11 Oct 2017
Future-minded Russian Parents Drive Growth of Early-learning Sector
Demand soars for educational toys as disillusionment grows with computer games and over-priced licensed characters.
Demand for educational and early-learning toys has soared across Russia this year, while the number of outlets offering such items has also enjoyed a dramatic increase. With many parents keen to jumpstart their children's career prospects, puzzles, construction sets, chemistry kits and DIY electronics projects have all proven to be hugely popular, resulting in a bumper year for Smart Kids (Umnyie Deti) and Daughters & Sons, two of the country's leading toy chains, while also triggering the Russian relaunch of the Early Learning Centre (ELC), a UK-based specialist toy retailer.
ELC first moved into Russia just after the turn of the millennium, a time when the country's economy was riding high on growing revenues from the oil and natural-resources sectors. Following the lead of many other overseas retail operations, the company quickly established flagship outlets in Moscow and St Petersburg, only to see its operations falter – but not fold – in the wake of the escalating international sanctions imposed from 2014.
ELC's Russian operations were managed in association with Detsky Mir, the country's largest and longest-established toys and games chain-store operator. Even though ELC's Russian outlets only delivered about 1% of Detsky Mir's overall annual revenue, the tie-up was seen as boosting the Russian retailer's image, while giving it far greater gravitas in the educational-toys sector than Imaginarium, the Spanish toys and games retail chain seen as its main competitor.
The revival of interest in development-focused toys has seen ELC's Moscow outlets migrate from the centrally located Atrium and Gagarinsky shopping malls to a number of the city's larger malls, notably Las Vegas and Rio, which are seen as having higher footfall. At the same time, plans have been announced to open 45 additional ELC-branded stores across Russia by the end of the year, a move that takes it close to equalling the 50 outlets currently operated by Imaginarium. It is also believed that Detsky Mir is hoping to reposition its ELC operation, shifting it from its upmarket focus and boosting its mass-market appeal.
Over the longer term, it seems likely that demand for early-learning and educational toys is set to continue to rise across Russia, a development that will inevitably require many retailers to extend their range of such items. This increased demand has, in part, been fuelled by growing disillusionment with seemingly over-priced licensed toy characters and widespread concerns over the impact of addictive computer games on young Russian consumers.

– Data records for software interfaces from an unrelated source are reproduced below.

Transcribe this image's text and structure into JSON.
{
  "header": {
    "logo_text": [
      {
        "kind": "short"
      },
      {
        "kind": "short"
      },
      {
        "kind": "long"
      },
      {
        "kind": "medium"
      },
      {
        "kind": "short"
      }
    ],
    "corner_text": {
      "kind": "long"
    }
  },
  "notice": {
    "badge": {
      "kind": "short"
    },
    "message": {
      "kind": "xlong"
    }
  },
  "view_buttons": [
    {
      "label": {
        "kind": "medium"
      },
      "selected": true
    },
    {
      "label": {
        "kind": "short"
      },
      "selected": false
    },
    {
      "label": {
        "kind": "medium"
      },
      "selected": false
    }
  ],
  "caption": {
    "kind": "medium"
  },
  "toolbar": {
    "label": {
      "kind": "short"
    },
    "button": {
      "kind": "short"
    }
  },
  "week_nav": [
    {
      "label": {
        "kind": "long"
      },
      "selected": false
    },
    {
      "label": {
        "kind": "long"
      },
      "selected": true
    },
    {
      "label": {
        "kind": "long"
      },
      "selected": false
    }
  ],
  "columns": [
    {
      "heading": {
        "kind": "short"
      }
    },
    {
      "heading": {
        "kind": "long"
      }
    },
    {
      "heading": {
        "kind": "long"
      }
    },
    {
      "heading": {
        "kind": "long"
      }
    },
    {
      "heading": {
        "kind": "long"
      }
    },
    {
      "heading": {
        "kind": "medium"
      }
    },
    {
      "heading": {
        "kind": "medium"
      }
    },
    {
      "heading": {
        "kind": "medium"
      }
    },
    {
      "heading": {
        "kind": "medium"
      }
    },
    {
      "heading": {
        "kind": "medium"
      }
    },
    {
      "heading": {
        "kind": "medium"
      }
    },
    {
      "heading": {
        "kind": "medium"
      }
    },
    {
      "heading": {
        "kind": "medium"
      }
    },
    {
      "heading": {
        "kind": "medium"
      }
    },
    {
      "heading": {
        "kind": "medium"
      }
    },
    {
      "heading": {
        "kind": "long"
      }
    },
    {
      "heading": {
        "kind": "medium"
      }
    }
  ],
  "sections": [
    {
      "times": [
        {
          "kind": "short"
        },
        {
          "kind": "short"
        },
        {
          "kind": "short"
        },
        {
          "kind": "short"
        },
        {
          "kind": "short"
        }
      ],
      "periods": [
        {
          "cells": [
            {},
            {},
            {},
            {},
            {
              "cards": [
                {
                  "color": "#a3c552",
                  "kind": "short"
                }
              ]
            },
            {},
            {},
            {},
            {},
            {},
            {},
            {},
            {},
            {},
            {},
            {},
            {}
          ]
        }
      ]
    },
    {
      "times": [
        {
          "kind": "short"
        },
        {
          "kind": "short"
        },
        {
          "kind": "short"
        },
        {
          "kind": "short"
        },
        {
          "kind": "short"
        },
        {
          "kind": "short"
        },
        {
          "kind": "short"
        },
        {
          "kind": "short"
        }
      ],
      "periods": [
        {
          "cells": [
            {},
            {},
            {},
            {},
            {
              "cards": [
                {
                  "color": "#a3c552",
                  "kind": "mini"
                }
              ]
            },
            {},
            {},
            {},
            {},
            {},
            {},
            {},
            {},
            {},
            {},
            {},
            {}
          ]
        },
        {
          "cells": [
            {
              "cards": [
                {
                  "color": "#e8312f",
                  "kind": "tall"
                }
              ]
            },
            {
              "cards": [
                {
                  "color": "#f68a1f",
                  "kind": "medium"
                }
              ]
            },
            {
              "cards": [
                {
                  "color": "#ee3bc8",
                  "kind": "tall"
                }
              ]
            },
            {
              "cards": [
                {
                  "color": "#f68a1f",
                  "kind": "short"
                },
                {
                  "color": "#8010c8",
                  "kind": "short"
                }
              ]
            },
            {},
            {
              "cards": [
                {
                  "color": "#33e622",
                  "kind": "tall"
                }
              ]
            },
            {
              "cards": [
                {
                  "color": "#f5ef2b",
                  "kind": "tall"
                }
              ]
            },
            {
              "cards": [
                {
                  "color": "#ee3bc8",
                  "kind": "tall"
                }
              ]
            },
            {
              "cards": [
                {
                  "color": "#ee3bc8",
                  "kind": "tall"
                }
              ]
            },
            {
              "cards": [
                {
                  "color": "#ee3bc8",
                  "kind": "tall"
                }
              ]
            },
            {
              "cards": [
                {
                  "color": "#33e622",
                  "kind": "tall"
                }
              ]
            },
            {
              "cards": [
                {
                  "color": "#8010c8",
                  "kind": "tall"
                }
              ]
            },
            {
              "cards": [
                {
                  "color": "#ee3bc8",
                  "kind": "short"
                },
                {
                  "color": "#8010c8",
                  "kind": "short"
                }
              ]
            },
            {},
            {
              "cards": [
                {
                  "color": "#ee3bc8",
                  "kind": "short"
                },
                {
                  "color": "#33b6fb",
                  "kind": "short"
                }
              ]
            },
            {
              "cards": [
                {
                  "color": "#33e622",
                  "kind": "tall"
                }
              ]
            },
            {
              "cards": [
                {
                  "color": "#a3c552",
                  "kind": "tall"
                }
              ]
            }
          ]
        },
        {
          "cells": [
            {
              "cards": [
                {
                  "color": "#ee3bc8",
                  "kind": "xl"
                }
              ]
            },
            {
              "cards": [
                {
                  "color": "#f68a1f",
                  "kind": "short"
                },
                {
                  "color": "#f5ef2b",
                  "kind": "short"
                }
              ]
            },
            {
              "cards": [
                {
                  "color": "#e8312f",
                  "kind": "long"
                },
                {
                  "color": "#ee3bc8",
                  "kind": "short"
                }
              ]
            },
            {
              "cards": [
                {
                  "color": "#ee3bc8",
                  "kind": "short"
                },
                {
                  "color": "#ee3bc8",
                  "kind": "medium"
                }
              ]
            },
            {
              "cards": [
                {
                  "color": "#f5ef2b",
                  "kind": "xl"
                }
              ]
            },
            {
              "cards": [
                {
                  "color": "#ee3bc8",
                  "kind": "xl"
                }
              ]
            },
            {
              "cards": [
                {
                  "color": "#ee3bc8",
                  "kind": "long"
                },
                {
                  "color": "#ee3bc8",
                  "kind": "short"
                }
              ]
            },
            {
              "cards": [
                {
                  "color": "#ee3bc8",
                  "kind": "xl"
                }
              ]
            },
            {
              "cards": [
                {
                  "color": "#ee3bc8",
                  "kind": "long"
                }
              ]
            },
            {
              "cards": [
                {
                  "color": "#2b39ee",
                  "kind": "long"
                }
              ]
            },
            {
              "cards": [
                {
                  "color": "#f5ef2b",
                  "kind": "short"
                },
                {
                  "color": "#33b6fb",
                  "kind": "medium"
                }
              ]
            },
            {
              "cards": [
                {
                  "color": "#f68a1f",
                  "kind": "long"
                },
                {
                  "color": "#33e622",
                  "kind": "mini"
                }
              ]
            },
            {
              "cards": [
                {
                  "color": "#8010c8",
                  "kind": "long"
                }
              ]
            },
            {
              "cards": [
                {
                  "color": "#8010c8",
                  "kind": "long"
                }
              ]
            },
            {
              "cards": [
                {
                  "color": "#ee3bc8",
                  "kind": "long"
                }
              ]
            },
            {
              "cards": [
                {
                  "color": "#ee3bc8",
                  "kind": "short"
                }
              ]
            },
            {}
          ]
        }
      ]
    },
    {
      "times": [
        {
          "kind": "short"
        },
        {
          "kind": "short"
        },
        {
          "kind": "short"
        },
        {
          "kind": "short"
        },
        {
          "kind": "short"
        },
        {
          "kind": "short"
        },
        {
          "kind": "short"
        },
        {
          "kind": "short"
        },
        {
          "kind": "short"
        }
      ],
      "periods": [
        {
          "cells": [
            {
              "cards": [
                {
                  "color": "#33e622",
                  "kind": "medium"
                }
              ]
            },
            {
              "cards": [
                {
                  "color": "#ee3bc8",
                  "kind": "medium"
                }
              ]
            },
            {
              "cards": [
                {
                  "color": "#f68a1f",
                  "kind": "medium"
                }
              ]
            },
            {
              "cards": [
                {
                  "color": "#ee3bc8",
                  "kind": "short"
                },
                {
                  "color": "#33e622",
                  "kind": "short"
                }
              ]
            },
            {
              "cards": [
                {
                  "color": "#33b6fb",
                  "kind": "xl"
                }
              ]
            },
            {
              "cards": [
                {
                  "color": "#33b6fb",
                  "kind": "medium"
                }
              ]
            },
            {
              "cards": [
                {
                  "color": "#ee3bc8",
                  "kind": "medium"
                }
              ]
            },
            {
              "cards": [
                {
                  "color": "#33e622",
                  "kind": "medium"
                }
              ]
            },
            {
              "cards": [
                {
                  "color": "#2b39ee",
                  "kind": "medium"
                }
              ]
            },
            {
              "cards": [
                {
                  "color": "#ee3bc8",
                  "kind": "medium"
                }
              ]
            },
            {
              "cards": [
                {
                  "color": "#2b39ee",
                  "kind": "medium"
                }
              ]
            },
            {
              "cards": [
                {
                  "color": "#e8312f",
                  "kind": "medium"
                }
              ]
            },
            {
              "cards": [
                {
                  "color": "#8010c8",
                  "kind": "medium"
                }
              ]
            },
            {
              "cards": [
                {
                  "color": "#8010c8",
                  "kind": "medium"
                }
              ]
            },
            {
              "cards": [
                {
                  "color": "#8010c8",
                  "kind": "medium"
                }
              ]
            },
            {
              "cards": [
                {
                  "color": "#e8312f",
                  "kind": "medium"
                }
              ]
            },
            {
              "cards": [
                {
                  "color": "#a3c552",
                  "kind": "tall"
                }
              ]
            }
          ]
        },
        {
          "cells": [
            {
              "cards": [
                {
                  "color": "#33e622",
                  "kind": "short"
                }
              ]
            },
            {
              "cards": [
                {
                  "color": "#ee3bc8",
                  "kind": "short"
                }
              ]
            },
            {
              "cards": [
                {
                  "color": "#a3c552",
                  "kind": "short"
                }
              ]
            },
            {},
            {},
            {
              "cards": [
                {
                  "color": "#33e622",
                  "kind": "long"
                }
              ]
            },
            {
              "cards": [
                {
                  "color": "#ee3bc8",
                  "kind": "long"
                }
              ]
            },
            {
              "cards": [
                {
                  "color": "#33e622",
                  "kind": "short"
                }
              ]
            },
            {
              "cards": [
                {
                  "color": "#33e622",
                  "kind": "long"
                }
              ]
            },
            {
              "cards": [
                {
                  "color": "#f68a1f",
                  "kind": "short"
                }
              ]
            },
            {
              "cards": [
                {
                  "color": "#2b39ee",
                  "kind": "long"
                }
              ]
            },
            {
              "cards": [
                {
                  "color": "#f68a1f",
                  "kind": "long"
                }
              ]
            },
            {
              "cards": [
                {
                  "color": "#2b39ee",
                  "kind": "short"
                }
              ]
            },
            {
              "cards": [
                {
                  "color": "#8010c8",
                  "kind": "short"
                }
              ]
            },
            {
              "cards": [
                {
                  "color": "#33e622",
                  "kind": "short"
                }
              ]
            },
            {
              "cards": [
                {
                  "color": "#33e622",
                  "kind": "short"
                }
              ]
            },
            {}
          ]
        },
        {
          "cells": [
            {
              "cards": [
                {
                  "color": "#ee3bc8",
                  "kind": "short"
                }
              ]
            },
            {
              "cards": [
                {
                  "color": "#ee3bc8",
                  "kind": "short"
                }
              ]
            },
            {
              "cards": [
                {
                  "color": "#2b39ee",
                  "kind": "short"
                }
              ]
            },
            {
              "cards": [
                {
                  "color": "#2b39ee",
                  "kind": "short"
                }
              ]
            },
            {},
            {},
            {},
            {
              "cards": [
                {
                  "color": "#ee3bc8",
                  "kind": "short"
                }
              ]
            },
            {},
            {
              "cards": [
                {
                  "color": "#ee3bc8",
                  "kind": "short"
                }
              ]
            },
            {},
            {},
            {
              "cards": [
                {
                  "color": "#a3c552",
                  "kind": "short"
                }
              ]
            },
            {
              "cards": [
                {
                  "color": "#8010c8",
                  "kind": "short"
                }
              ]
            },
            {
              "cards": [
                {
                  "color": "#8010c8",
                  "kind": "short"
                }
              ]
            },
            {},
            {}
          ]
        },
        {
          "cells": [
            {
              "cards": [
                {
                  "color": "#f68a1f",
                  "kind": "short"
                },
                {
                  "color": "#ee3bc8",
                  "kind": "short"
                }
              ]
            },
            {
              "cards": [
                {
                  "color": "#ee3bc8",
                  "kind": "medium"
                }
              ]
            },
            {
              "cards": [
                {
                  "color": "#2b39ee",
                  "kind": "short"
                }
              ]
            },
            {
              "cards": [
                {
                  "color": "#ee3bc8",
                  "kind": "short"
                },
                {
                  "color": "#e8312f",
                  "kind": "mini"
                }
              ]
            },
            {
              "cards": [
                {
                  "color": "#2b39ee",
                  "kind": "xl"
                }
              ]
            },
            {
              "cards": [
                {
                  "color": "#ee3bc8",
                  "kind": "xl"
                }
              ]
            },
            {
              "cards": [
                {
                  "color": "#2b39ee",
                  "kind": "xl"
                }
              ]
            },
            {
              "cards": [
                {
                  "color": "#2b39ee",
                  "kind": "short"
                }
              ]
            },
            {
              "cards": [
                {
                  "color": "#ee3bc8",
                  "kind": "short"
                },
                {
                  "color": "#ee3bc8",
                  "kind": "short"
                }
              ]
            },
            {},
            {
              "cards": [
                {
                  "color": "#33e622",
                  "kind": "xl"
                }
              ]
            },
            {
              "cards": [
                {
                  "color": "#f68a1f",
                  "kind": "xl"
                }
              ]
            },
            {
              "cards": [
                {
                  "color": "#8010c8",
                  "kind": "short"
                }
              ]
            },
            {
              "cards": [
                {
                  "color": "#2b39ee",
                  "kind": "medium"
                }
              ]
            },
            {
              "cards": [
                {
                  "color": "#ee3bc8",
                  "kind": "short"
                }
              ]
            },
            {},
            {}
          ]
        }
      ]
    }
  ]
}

In light of this, there are clear opportunities emerging for Hong Kong-based OEM and ODM suppliers with experience in the development-focused toy sector. For any companies considering this, however, it is well worth researching the market and consulting with Russian retailers with regard to domestic preferences prior to developing any product lines. If possible, it is also well worth securing the endorsement of the Russian Ministry of Education. While this is inevitably a lengthy and resource-intensive process, it does almost guarantee the success of any product that actually gains such official approbation.
It is also worth attending Mit Detstva (Childhood World), an annual expo held every September in Moscow's Expocentre. The event typically attracts 2,000 exhibitors from around the world, while its accompanying seminar programme offers considerable insight into the domestic toy market.
The opportunities offered by the e-commerce sector also merit serious consideration, with online purchases of children's products becoming ever more commonplace in many of Russia's comparatively poorly served regional and rural markets. With both AliExpress and JD.com now running Russian-language sites, the two now offer a low-cost means of accessing this potentially huge market.
Leonid Orlov, Moscow Consultant